Could Robots Really Steal Our Jobs?
25th January 2023
From iRobot to Terminator and The Matrix, robots have been portrayed as bad guys for decades, capable of creating carnage and taking over the world. Although we know these scenarios are far-fetched, we are still fearful of robots stealing our jobs.
There is no doubt our reliance on automation and artificial intelligence (AI) has increased over recent years and is already making a big impact in financial services, logistics, marketing, and healthcare, not to mention predicting the next boxset we want to watch.
To making cities safer, greener, and more efficient, to helping those who cannot walk or need medical support, robots can collaborate with humans. For instance, the World Healthcare Organisation (WHO) has estimated a global shortfall of 15 million health workers by 2025 and robots can potentially ease this burden. In Japan, where almost one-third of the population is over the age of 65, they are leading the way in the manufacture and implementation of care robots.

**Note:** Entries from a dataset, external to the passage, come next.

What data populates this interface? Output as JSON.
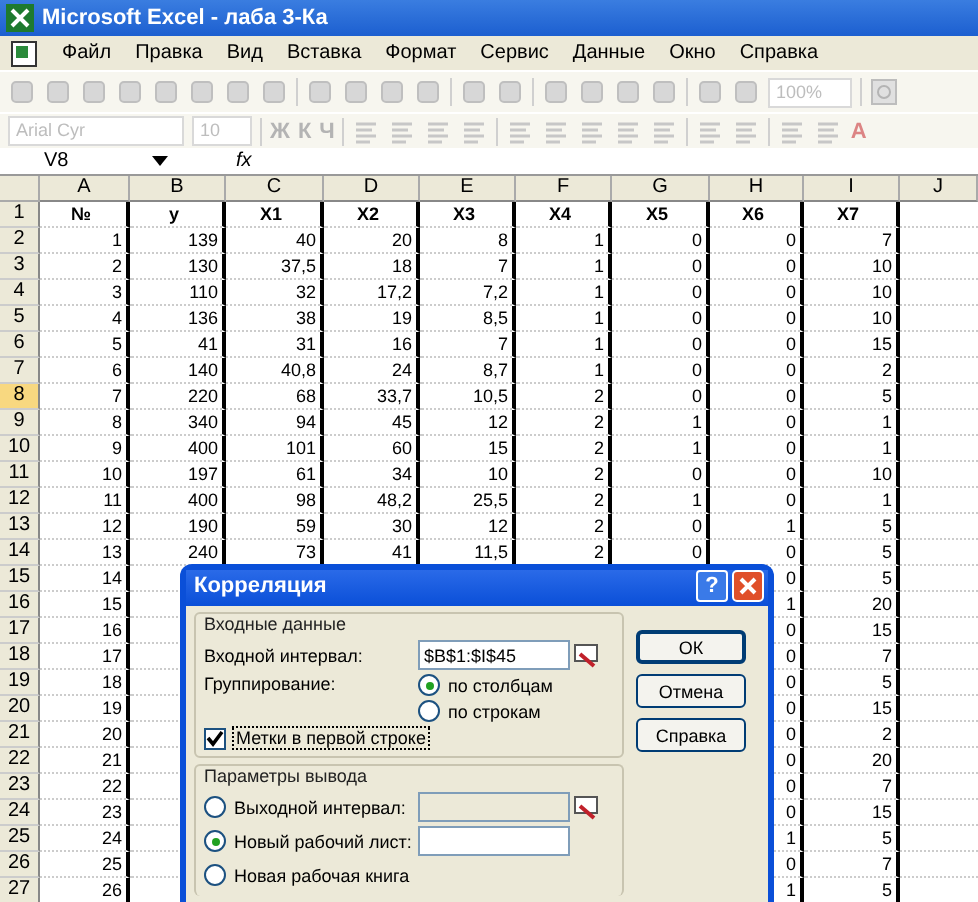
{
  "window": {
    "title": "Microsoft Excel - лаба 3-Ка"
  },
  "menu": [
    "Файл",
    "Правка",
    "Вид",
    "Вставка",
    "Формат",
    "Сервис",
    "Данные",
    "Окно",
    "Справка"
  ],
  "toolbars": {
    "disabled": true,
    "zoom": "100%",
    "font": "Arial Cyr",
    "font_size": "10",
    "format_buttons": [
      "Ж",
      "К",
      "Ч"
    ],
    "font_color_button": "A"
  },
  "formula_bar": {
    "name_box": "V8",
    "fx": "fx"
  },
  "columns": [
    "A",
    "B",
    "C",
    "D",
    "E",
    "F",
    "G",
    "H",
    "I",
    "J"
  ],
  "header_row": {
    "number": "1",
    "selected": false,
    "cells": [
      "№",
      "у",
      "X1",
      "X2",
      "X3",
      "X4",
      "X5",
      "X6",
      "X7"
    ]
  },
  "rows": [
    {
      "number": "2",
      "selected": false,
      "cells": [
        "1",
        "139",
        "40",
        "20",
        "8",
        "1",
        "0",
        "0",
        "7"
      ]
    },
    {
      "number": "3",
      "selected": false,
      "cells": [
        "2",
        "130",
        "37,5",
        "18",
        "7",
        "1",
        "0",
        "0",
        "10"
      ]
    },
    {
      "number": "4",
      "selected": false,
      "cells": [
        "3",
        "110",
        "32",
        "17,2",
        "7,2",
        "1",
        "0",
        "0",
        "10"
      ]
    },
    {
      "number": "5",
      "selected": false,
      "cells": [
        "4",
        "136",
        "38",
        "19",
        "8,5",
        "1",
        "0",
        "0",
        "10"
      ]
    },
    {
      "number": "6",
      "selected": false,
      "cells": [
        "5",
        "41",
        "31",
        "16",
        "7",
        "1",
        "0",
        "0",
        "15"
      ]
    },
    {
      "number": "7",
      "selected": false,
      "cells": [
        "6",
        "140",
        "40,8",
        "24",
        "8,7",
        "1",
        "0",
        "0",
        "2"
      ]
    },
    {
      "number": "8",
      "selected": true,
      "cells": [
        "7",
        "220",
        "68",
        "33,7",
        "10,5",
        "2",
        "0",
        "0",
        "5"
      ]
    },
    {
      "number": "9",
      "selected": false,
      "cells": [
        "8",
        "340",
        "94",
        "45",
        "12",
        "2",
        "1",
        "0",
        "1"
      ]
    },
    {
      "number": "10",
      "selected": false,
      "cells": [
        "9",
        "400",
        "101",
        "60",
        "15",
        "2",
        "1",
        "0",
        "1"
      ]
    },
    {
      "number": "11",
      "selected": false,
      "cells": [
        "10",
        "197",
        "61",
        "34",
        "10",
        "2",
        "0",
        "0",
        "10"
      ]
    },
    {
      "number": "12",
      "selected": false,
      "cells": [
        "11",
        "400",
        "98",
        "48,2",
        "25,5",
        "2",
        "1",
        "0",
        "1"
      ]
    },
    {
      "number": "13",
      "selected": false,
      "cells": [
        "12",
        "190",
        "59",
        "30",
        "12",
        "2",
        "0",
        "1",
        "5"
      ]
    },
    {
      "number": "14",
      "selected": false,
      "cells": [
        "13",
        "240",
        "73",
        "41",
        "11,5",
        "2",
        "0",
        "0",
        "5"
      ]
    },
    {
      "number": "15",
      "selected": false,
      "cells": [
        "14",
        null,
        null,
        null,
        null,
        null,
        null,
        "0",
        "5"
      ]
    },
    {
      "number": "16",
      "selected": false,
      "cells": [
        "15",
        null,
        null,
        null,
        null,
        null,
        null,
        "1",
        "20"
      ]
    },
    {
      "number": "17",
      "selected": false,
      "cells": [
        "16",
        null,
        null,
        null,
        null,
        null,
        null,
        "0",
        "15"
      ]
    },
    {
      "number": "18",
      "selected": false,
      "cells": [
        "17",
        null,
        null,
        null,
        null,
        null,
        null,
        "0",
        "7"
      ]
    },
    {
      "number": "19",
      "selected": false,
      "cells": [
        "18",
        null,
        null,
        null,
        null,
        null,
        null,
        "0",
        "5"
      ]
    },
    {
      "number": "20",
      "selected": false,
      "cells": [
        "19",
        null,
        null,
        null,
        null,
        null,
        null,
        "0",
        "15"
      ]
    },
    {
      "number": "21",
      "selected": false,
      "cells": [
        "20",
        null,
        null,
        null,
        null,
        null,
        null,
        "0",
        "2"
      ]
    },
    {
      "number": "22",
      "selected": false,
      "cells": [
        "21",
        null,
        null,
        null,
        null,
        null,
        null,
        "0",
        "20"
      ]
    },
    {
      "number": "23",
      "selected": false,
      "cells": [
        "22",
        null,
        null,
        null,
        null,
        null,
        null,
        "0",
        "7"
      ]
    },
    {
      "number": "24",
      "selected": false,
      "cells": [
        "23",
        null,
        null,
        null,
        null,
        null,
        null,
        "0",
        "15"
      ]
    },
    {
      "number": "25",
      "selected": false,
      "cells": [
        "24",
        null,
        null,
        null,
        null,
        null,
        null,
        "1",
        "5"
      ]
    },
    {
      "number": "26",
      "selected": false,
      "cells": [
        "25",
        null,
        null,
        null,
        null,
        null,
        null,
        "0",
        "7"
      ]
    },
    {
      "number": "27",
      "selected": false,
      "cells": [
        "26",
        null,
        null,
        null,
        null,
        null,
        null,
        "1",
        "5"
      ]
    }
  ],
  "dialog": {
    "title": "Корреляция",
    "help_button": "?",
    "input_group": {
      "legend": "Входные данные",
      "range_label": "Входной интервал:",
      "range_value": "$B$1:$I$45",
      "grouping_label": "Группирование:",
      "grouping": [
        {
          "label": "по столбцам",
          "selected": true
        },
        {
          "label": "по строкам",
          "selected": false
        }
      ],
      "labels_checkbox": {
        "label": "Метки в первой строке",
        "checked": true
      }
    },
    "output_group": {
      "legend": "Параметры вывода",
      "options": [
        {
          "label": "Выходной интервал:",
          "selected": false,
          "kind": "rangefield"
        },
        {
          "label": "Новый рабочий лист:",
          "selected": true,
          "kind": "textfield"
        },
        {
          "label": "Новая рабочая книга",
          "selected": false,
          "kind": "plain"
        }
      ]
    },
    "buttons": [
      "ОК",
      "Отмена",
      "Справка"
    ]
  }
}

In terms of the economy, there’s a positive narrative too, with artificial intelligence, robotics, and other forms of automation estimated to create a $15tn boost for global GDP by 2030.
The benefits come from humanas and machines working together.
AI is improving efficiency, processing large amounts of data to solve complex problems, and enabling robots to get better at repetitive and dangerous tasks, working 24/7 and never becoming tired.
Inevitably, humans will be made redundant in some roles. Certain jobs are more vulnerable to automation in the short term, such as financial services, with jobs in transportation said to be more at risk in the longer term.
Less well-educated workers are also more likely to experience automation affecting their job prospects, according to a PriceWaterhouseCoopers report, which found there is greater adaptability among people educated to degree level and above. The latter is more likely to be in senior roles and required to provide human judgement and manage automation design and systems.
Even in the most heavily automated workplaces, such as the automotive industry, there is approximately one robot to every ten workers and those robots are there to take away the parts of the job humans find hard. Robots require a human to oversee the tasks it is doing and by providing employees with specific information, gathered from a myriad of data sets, AI can help them make better decisions, more quickly.
AI lacks soft skills - the most human of traits.
Having robots take over more mundane tasks could create more interesting jobs for people with scope for critical thinking, human intuition, problem-solving, collaboration, emotional intelligence, flexibility, leadership, and innovation.
You’ve probably caught some of the conversations recently around the AI viral sensation ChatGPT. Described as a game-changer in the world of AI its attempts to emulate a Nick Cave song (which he described as a “grotesque mockery”) remind us that AI lacks soft skills - the most human of traits, such as empathy, compassion, nuance, emotion, and creativity.
Specific soft skills are required for different jobs.
Soft skills are often described in general terms, but different, specific soft skills are required for different jobs. It’s critical that people develop their soft skill strengths to mitigate the risk of falling behind in a more automated world. Understanding the concept of soft skills and assessing candidates’ ability to do a job well based on these requirements will become more and more important in the hiring process.
The benefits come from humans and machines working together to create better teams and more effective workplaces in a working world that is constantly changing through incremental adjustments and game-changing innovations.
The conundrum for all of us is identifying the jobs of the future and understanding the role content of these jobs so that we can target skills development with a mindset of lifelong learning, retraining, and upskilling.